Ken Kurson has been a potent and well-informed observer of the dramatic changes that have taken place in the media and journalism industries over the course of the last decade. Kurson was the longtime editor in chief at The New York Observer and the Commercial Observer. His time serving as the news property’s longtime editor in chief involved his leadership in the paper’s transition from a print to a digital news property.
The Observer was always a well-read and respected publication; and especially well-read among members of New York City elite circles. The real estate industry was one of the most loyal and dedicated parts of The New York Observer’s (and its related entities) audience. This was for good reason. The outlet under Kurson’s leadership produced high quality journalism, with a focus on real estate news, happenings and developments.
It attracted a tremendously sophisticated readership and demographic; and one that led to advertisers seeking to get involved and engaged in a substantial way. In the New York media market, there aren’t many news outlets that cater to as sophisticated readership as the outlet did, under Kurson’s leadership. But Kurson played a vital role in the outlet’s transition from a print media outlet to ensuring it had a viable digital presence. This transition is one that we are witnessing across many outlets across the media industry.
Kurson created Book and Film Globe in an effort to revitalize an interest in reading, literature and the arts among people across the globe. Reading used to be a favorite past-time; but with things advancing technologically, that has unfortunately changed in certain areas of the country and the world. Having said that, we have seen a change in the way readers consume literature and books. Similarly to the way the media industry as a whole has dramatically changed, consumption of books is also being done digitally – in an increasingly popular fashion. This is a trend that will likely persist for many years to come.

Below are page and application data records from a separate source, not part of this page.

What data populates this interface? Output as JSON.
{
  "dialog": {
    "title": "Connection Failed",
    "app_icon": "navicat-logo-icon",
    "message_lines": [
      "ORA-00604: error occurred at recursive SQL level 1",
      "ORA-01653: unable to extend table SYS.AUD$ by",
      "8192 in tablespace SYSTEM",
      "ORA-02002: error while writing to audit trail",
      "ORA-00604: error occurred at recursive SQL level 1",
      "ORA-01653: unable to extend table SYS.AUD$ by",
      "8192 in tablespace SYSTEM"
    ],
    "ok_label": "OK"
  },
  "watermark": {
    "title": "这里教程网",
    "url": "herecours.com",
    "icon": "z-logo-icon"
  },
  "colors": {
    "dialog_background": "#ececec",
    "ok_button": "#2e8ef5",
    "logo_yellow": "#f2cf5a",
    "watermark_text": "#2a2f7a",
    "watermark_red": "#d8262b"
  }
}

The transition to digital media platforms for many outlets have been quite a dramatic transition. The reason stems from the fact that it is in part a function of the changes in the fundamentals of the economic model of the media industry. Few people pick up a print copy of the newspaper anymore. Most have moved online. And if they aren’t browsing the news from the comfort of their desktops or laptops, they’re doing so from the comfort of their mobile phones; iPads; or anything else of that nature.
This transition has totally revolutionized not only the way audiences consume their news; and the future ways they are bound to consume news; but also the ways that news properties have adapted to the changing circumstances. For instance, when it comes to sustaining the fundamental economics and financial situations of all of these changes – you see the marketing and publishing teams at so many outlets seeking out advertising revenue from different sources.
Given that print advertising has died out as print media has become a continued clear and present dying breed, the advertisers are naturally flocking to where the broadest audiences are. As the audiences continue turning to the digital media offerings of these properties, advertisers are intent on pursuing strategies that allow them the opportunity to target the members of these audiences in a calculated and strategic manner.
With this, the financial model of the news industry has changed; and will continue changing in the near and distant future. But there are inherent values from an advertising standpoint, due to these changes. For instance, analytics afford publishers and a news property’s internal marketing team to define the demographic makeup of their respective outlet’s audiences in a very sophisticated and targeted way. This doesn’t just include being able to identify what their demographic backgrounds might be; but this also includes information about their needs, wants and desires when it comes to content. Information about which reporters’ work they are most interested in reading. And additional intelligence about the type of content (based on subject and topic) that appeals to them the most. Advertisers can then leverage this information to make far better informed and educated decisions about where to invest their advertising dollars.